**REQUIRED ACTION**. From the entries below, copy out every line with "value" in it.

**DATA FOR REVIEW**.
○ ○ ○ ○ ○ ○ ○

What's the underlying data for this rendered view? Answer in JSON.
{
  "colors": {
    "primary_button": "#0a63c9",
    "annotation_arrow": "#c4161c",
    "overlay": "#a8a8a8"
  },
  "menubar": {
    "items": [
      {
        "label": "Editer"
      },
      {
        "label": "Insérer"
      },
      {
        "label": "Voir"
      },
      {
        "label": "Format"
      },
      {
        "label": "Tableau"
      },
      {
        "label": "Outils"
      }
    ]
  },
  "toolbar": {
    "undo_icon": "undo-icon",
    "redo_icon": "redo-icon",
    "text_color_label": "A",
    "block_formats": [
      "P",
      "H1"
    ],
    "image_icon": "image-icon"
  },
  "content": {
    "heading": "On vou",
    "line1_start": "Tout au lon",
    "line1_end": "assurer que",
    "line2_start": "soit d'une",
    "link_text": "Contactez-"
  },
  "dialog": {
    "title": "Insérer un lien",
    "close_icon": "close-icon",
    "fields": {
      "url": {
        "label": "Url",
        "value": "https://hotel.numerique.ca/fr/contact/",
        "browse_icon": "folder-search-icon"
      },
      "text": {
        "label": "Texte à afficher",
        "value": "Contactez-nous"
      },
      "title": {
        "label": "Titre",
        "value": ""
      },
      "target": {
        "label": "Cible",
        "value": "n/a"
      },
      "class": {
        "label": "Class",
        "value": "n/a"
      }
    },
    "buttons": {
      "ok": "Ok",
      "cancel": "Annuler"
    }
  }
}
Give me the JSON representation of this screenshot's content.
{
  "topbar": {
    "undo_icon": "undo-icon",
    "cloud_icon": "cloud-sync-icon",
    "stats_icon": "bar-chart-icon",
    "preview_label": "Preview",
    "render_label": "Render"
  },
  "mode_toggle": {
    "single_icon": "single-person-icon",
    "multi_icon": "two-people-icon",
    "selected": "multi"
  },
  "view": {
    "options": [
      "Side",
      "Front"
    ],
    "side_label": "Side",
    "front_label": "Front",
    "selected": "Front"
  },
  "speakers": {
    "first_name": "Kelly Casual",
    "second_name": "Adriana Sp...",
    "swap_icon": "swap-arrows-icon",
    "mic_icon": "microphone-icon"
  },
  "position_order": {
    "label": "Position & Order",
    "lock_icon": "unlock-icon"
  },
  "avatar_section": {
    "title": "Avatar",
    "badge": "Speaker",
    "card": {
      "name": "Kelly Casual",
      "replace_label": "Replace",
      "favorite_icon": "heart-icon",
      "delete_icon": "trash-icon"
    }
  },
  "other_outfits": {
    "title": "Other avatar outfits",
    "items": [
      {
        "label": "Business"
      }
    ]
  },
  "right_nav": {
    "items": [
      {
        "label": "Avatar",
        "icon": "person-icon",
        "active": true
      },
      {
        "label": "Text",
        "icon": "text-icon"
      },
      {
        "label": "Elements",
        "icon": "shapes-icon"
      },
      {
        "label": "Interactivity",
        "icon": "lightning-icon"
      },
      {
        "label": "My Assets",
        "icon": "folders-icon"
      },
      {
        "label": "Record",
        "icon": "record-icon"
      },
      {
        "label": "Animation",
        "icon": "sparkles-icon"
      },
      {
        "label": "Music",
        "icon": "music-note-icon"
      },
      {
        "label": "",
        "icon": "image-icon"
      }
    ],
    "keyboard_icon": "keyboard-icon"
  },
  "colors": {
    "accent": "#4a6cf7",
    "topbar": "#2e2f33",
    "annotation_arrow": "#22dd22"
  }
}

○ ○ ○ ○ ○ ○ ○

**RESPONSE TO THE TASK**.
        "value": "https://hotel.numerique.ca/fr/contact/",
        "value": "Contactez-nous"
        "value": ""
        "value": "n/a"
        "value": "n/a"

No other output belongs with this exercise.